REQUIRED ACTION >> Identify every line in the records below that contains the word "title", and reproduce each one.

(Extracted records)
*** Begin section ***

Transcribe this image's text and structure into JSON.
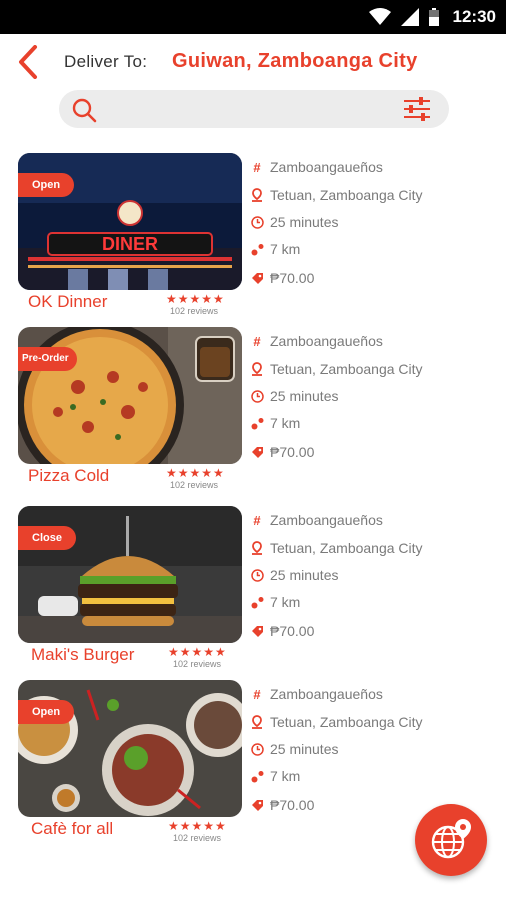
{
  "status_bar": {
    "time": "12:30"
  },
  "header": {
    "deliver_label": "Deliver To:",
    "deliver_location": "Guiwan, Zamboanga City"
  },
  "search": {
    "placeholder": ""
  },
  "restaurants": [
    {
      "name": "OK Dinner",
      "status": "Open",
      "sign_text": "DINER",
      "category": "Zamboangaueños",
      "location": "Tetuan, Zamboanga City",
      "time": "25 minutes",
      "distance": "7 km",
      "price": "₱70.00",
      "stars": "★★★★★",
      "reviews": "102 reviews"
    },
    {
      "name": "Pizza Cold",
      "status": "Pre-Order",
      "category": "Zamboangaueños",
      "location": "Tetuan, Zamboanga City",
      "time": "25 minutes",
      "distance": "7 km",
      "price": "₱70.00",
      "stars": "★★★★★",
      "reviews": "102 reviews"
    },
    {
      "name": "Maki's Burger",
      "status": "Close",
      "category": "Zamboangaueños",
      "location": "Tetuan, Zamboanga City",
      "time": "25 minutes",
      "distance": "7 km",
      "price": "₱70.00",
      "stars": "★★★★★",
      "reviews": "102 reviews"
    },
    {
      "name": "Cafè for all",
      "status": "Open",
      "category": "Zamboangaueños",
      "location": "Tetuan, Zamboanga City",
      "time": "25 minutes",
      "distance": "7 km",
      "price": "₱70.00",
      "stars": "★★★★★",
      "reviews": "102 reviews"
    }
  ],
  "colors": {
    "accent": "#e8412c",
    "muted_text": "#7a7a7a",
    "search_bg": "#ececec"
  },
  "icons": {
    "category": "hash-icon",
    "location": "map-pin-icon",
    "time": "clock-icon",
    "distance": "route-icon",
    "price": "price-tag-icon",
    "fab": "globe-location-icon"
  }
}
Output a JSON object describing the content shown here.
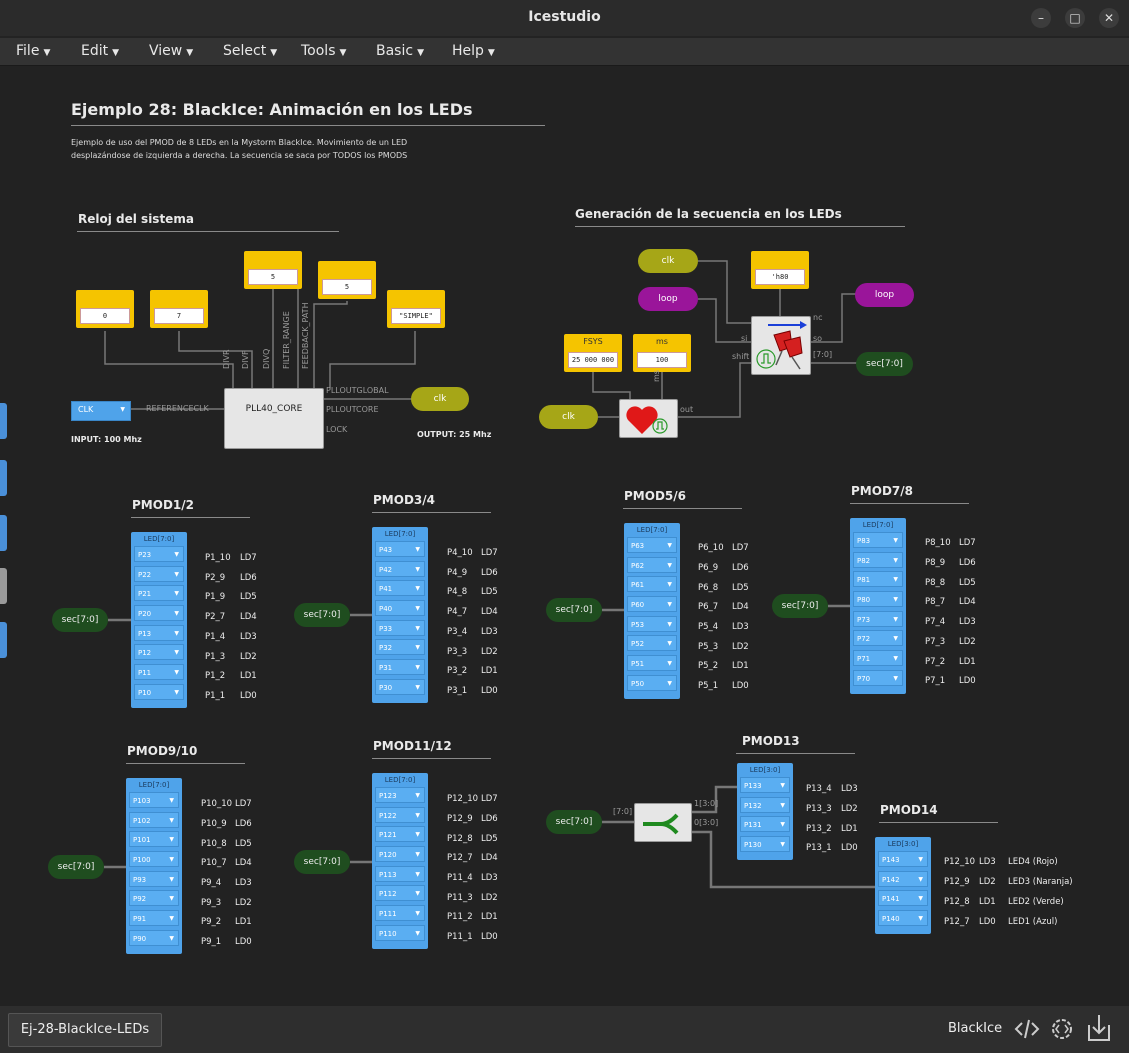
{
  "window": {
    "title": "Icestudio"
  },
  "menu": [
    {
      "label": "File"
    },
    {
      "label": "Edit"
    },
    {
      "label": "View"
    },
    {
      "label": "Select"
    },
    {
      "label": "Tools"
    },
    {
      "label": "Basic"
    },
    {
      "label": "Help"
    }
  ],
  "design": {
    "title": "Ejemplo 28: BlackIce: Animación en los LEDs",
    "desc_line1": "Ejemplo de uso del PMOD de 8 LEDs en la Mystorm BlackIce. Movimiento de un LED",
    "desc_line2": "desplazándose de izquierda a derecha. La secuencia se saca por TODOS los PMODS"
  },
  "clock_section": {
    "heading": "Reloj del sistema",
    "consts": [
      "0",
      "7",
      "5",
      "5",
      "\"SIMPLE\""
    ],
    "pll_name": "PLL40_CORE",
    "pll_ports_in": [
      "DIVR",
      "DIVF",
      "DIVQ",
      "FILTER_RANGE",
      "FEEDBACK_PATH"
    ],
    "ref_label": "REFERENCECLK",
    "out_ports": [
      "PLLOUTGLOBAL",
      "PLLOUTCORE",
      "LOCK"
    ],
    "clk_select": "CLK",
    "input_note": "INPUT: 100 Mhz",
    "output_note": "OUTPUT: 25 Mhz",
    "clk_out": "clk"
  },
  "seq_section": {
    "heading": "Generación de la secuencia en los LEDs",
    "clk1": "clk",
    "loop_in": "loop",
    "loop_out": "loop",
    "clk2": "clk",
    "const_h80": "'h80",
    "fsys_label": "FSYS",
    "fsys_value": "25 000 000",
    "ms_label": "ms",
    "ms_value": "100",
    "port_nc": "nc",
    "port_si": "si",
    "port_so": "so",
    "port_shift": "shift",
    "bus_label": "[7:0]",
    "port_out": "out",
    "port_ms": "ms",
    "sec_out": "sec[7:0]"
  },
  "pmods": [
    {
      "title": "PMOD1/2",
      "header": "LED[7:0]",
      "sec": "sec[7:0]",
      "rows": [
        [
          "P23",
          "P1_10",
          "LD7"
        ],
        [
          "P22",
          "P2_9",
          "LD6"
        ],
        [
          "P21",
          "P1_9",
          "LD5"
        ],
        [
          "P20",
          "P2_7",
          "LD4"
        ],
        [
          "P13",
          "P1_4",
          "LD3"
        ],
        [
          "P12",
          "P1_3",
          "LD2"
        ],
        [
          "P11",
          "P1_2",
          "LD1"
        ],
        [
          "P10",
          "P1_1",
          "LD0"
        ]
      ]
    },
    {
      "title": "PMOD3/4",
      "header": "LED[7:0]",
      "sec": "sec[7:0]",
      "rows": [
        [
          "P43",
          "P4_10",
          "LD7"
        ],
        [
          "P42",
          "P4_9",
          "LD6"
        ],
        [
          "P41",
          "P4_8",
          "LD5"
        ],
        [
          "P40",
          "P4_7",
          "LD4"
        ],
        [
          "P33",
          "P3_4",
          "LD3"
        ],
        [
          "P32",
          "P3_3",
          "LD2"
        ],
        [
          "P31",
          "P3_2",
          "LD1"
        ],
        [
          "P30",
          "P3_1",
          "LD0"
        ]
      ]
    },
    {
      "title": "PMOD5/6",
      "header": "LED[7:0]",
      "sec": "sec[7:0]",
      "rows": [
        [
          "P63",
          "P6_10",
          "LD7"
        ],
        [
          "P62",
          "P6_9",
          "LD6"
        ],
        [
          "P61",
          "P6_8",
          "LD5"
        ],
        [
          "P60",
          "P6_7",
          "LD4"
        ],
        [
          "P53",
          "P5_4",
          "LD3"
        ],
        [
          "P52",
          "P5_3",
          "LD2"
        ],
        [
          "P51",
          "P5_2",
          "LD1"
        ],
        [
          "P50",
          "P5_1",
          "LD0"
        ]
      ]
    },
    {
      "title": "PMOD7/8",
      "header": "LED[7:0]",
      "sec": "sec[7:0]",
      "rows": [
        [
          "P83",
          "P8_10",
          "LD7"
        ],
        [
          "P82",
          "P8_9",
          "LD6"
        ],
        [
          "P81",
          "P8_8",
          "LD5"
        ],
        [
          "P80",
          "P8_7",
          "LD4"
        ],
        [
          "P73",
          "P7_4",
          "LD3"
        ],
        [
          "P72",
          "P7_3",
          "LD2"
        ],
        [
          "P71",
          "P7_2",
          "LD1"
        ],
        [
          "P70",
          "P7_1",
          "LD0"
        ]
      ]
    },
    {
      "title": "PMOD9/10",
      "header": "LED[7:0]",
      "sec": "sec[7:0]",
      "rows": [
        [
          "P103",
          "P10_10",
          "LD7"
        ],
        [
          "P102",
          "P10_9",
          "LD6"
        ],
        [
          "P101",
          "P10_8",
          "LD5"
        ],
        [
          "P100",
          "P10_7",
          "LD4"
        ],
        [
          "P93",
          "P9_4",
          "LD3"
        ],
        [
          "P92",
          "P9_3",
          "LD2"
        ],
        [
          "P91",
          "P9_2",
          "LD1"
        ],
        [
          "P90",
          "P9_1",
          "LD0"
        ]
      ]
    },
    {
      "title": "PMOD11/12",
      "header": "LED[7:0]",
      "sec": "sec[7:0]",
      "rows": [
        [
          "P123",
          "P12_10",
          "LD7"
        ],
        [
          "P122",
          "P12_9",
          "LD6"
        ],
        [
          "P121",
          "P12_8",
          "LD5"
        ],
        [
          "P120",
          "P12_7",
          "LD4"
        ],
        [
          "P113",
          "P11_4",
          "LD3"
        ],
        [
          "P112",
          "P11_3",
          "LD2"
        ],
        [
          "P111",
          "P11_2",
          "LD1"
        ],
        [
          "P110",
          "P11_1",
          "LD0"
        ]
      ]
    },
    {
      "title": "PMOD13",
      "header": "LED[3:0]",
      "rows": [
        [
          "P133",
          "P13_4",
          "LD3"
        ],
        [
          "P132",
          "P13_3",
          "LD2"
        ],
        [
          "P131",
          "P13_2",
          "LD1"
        ],
        [
          "P130",
          "P13_1",
          "LD0"
        ]
      ]
    },
    {
      "title": "PMOD14",
      "header": "LED[3:0]",
      "rows": [
        [
          "P143",
          "P12_10",
          "LD3",
          "LED4 (Rojo)"
        ],
        [
          "P142",
          "P12_9",
          "LD2",
          "LED3 (Naranja)"
        ],
        [
          "P141",
          "P12_8",
          "LD1",
          "LED2 (Verde)"
        ],
        [
          "P140",
          "P12_7",
          "LD0",
          "LED1 (Azul)"
        ]
      ]
    }
  ],
  "splitter": {
    "sec": "sec[7:0]",
    "in": "[7:0]",
    "out_hi": "1[3:0]",
    "out_lo": "0[3:0]"
  },
  "footer": {
    "tab": "Ej-28-BlackIce-LEDs",
    "board": "BlackIce"
  }
}
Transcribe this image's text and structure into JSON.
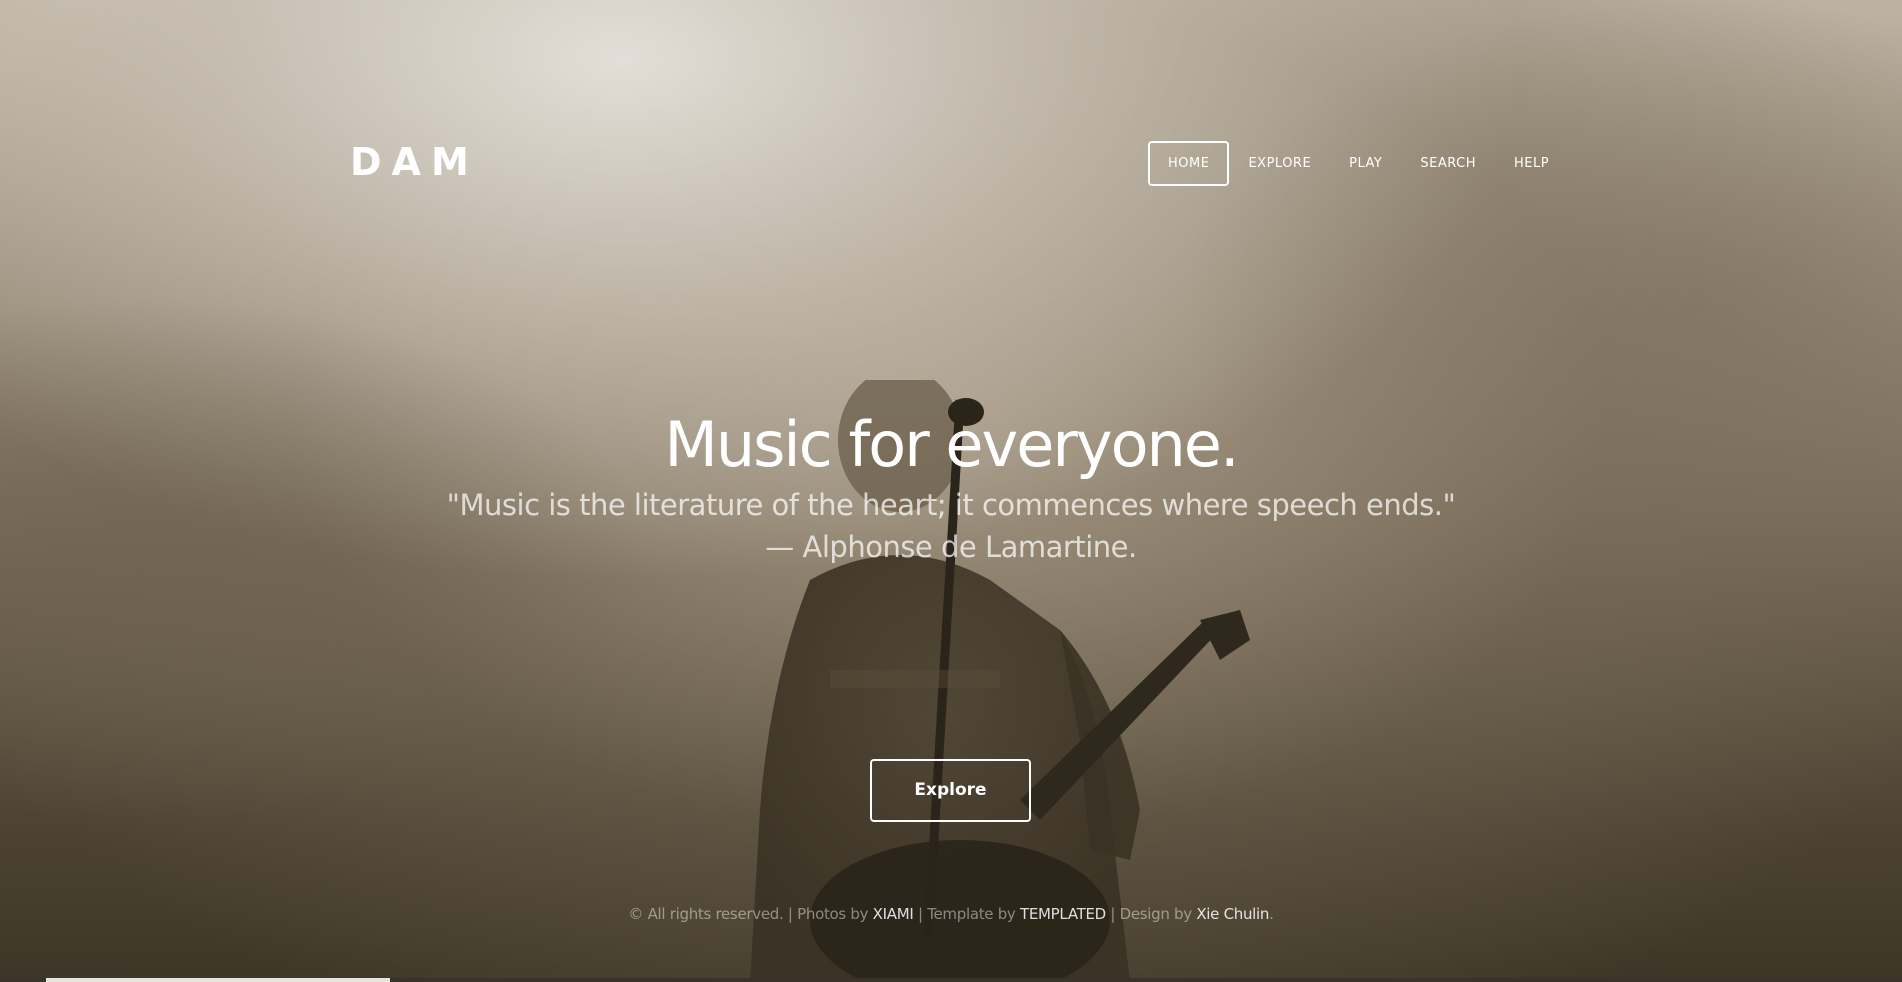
{
  "header": {
    "logo": "DAM",
    "nav": [
      {
        "label": "HOME",
        "active": true
      },
      {
        "label": "EXPLORE",
        "active": false
      },
      {
        "label": "PLAY",
        "active": false
      },
      {
        "label": "SEARCH",
        "active": false
      },
      {
        "label": "HELP",
        "active": false
      }
    ]
  },
  "hero": {
    "title": "Music for everyone.",
    "quote_line1": "\"Music is the literature of the heart; it commences where speech ends.\"",
    "quote_line2": "— Alphonse de Lamartine.",
    "button_label": "Explore"
  },
  "footer": {
    "copyright": "© All rights reserved. | Photos by ",
    "photos_link": "XIAMI",
    "template_text": " | Template by ",
    "template_link": "TEMPLATED",
    "design_text": " | Design by ",
    "design_link": "Xie Chulin",
    "end": "."
  },
  "colors": {
    "text": "#ffffff",
    "background_dark": "#3d3627",
    "background_light": "#e2ddd5"
  }
}
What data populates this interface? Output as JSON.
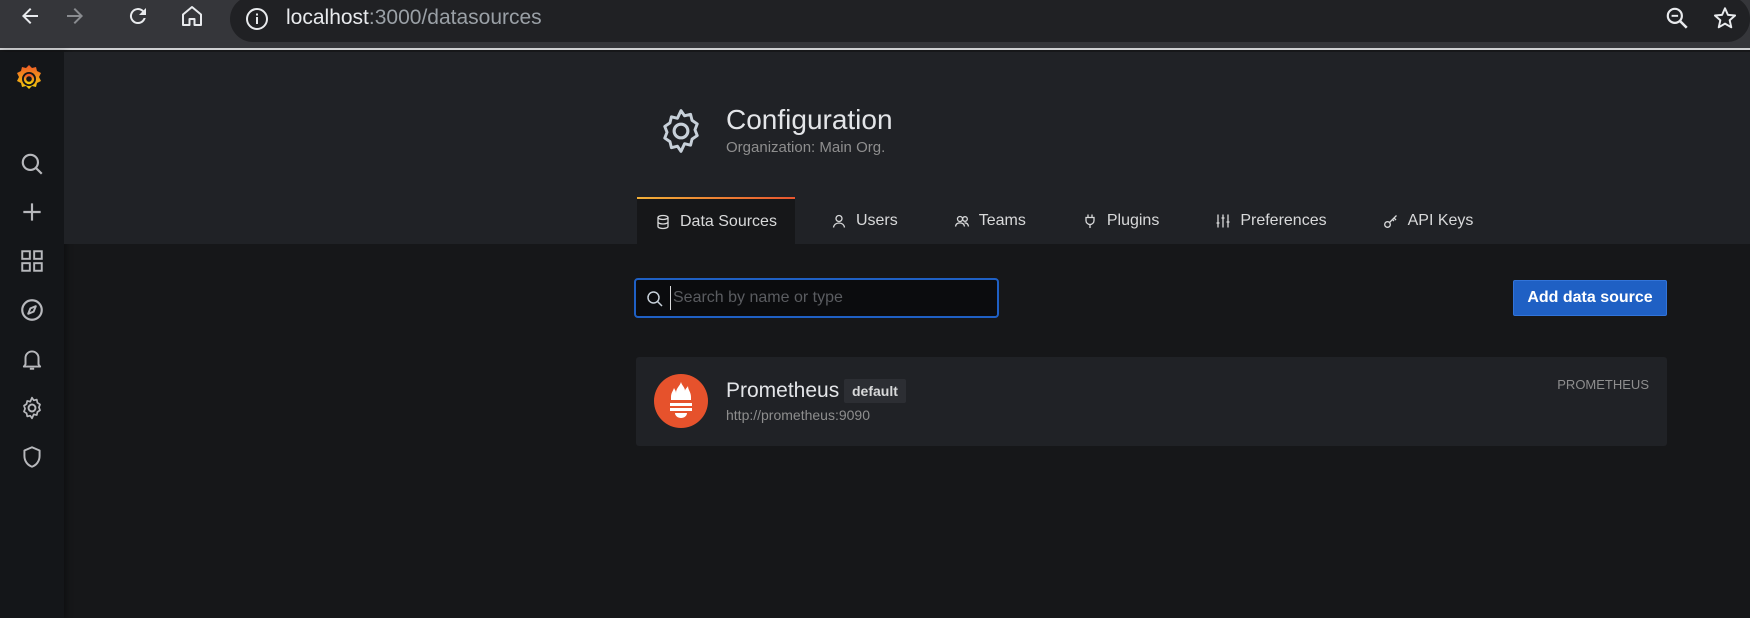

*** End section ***

RESPONSE BELOW >>
    "title": "Icestudio"
    "title": "Ejemplo 28: BlackIce: Animación en los LEDs",
      "title": "PMOD1/2",
      "title": "PMOD3/4",
      "title": "PMOD5/6",
      "title": "PMOD7/8",
      "title": "PMOD9/10",
      "title": "PMOD11/12",
      "title": "PMOD13",
      "title": "PMOD14",
    "title": "Music for everyone.",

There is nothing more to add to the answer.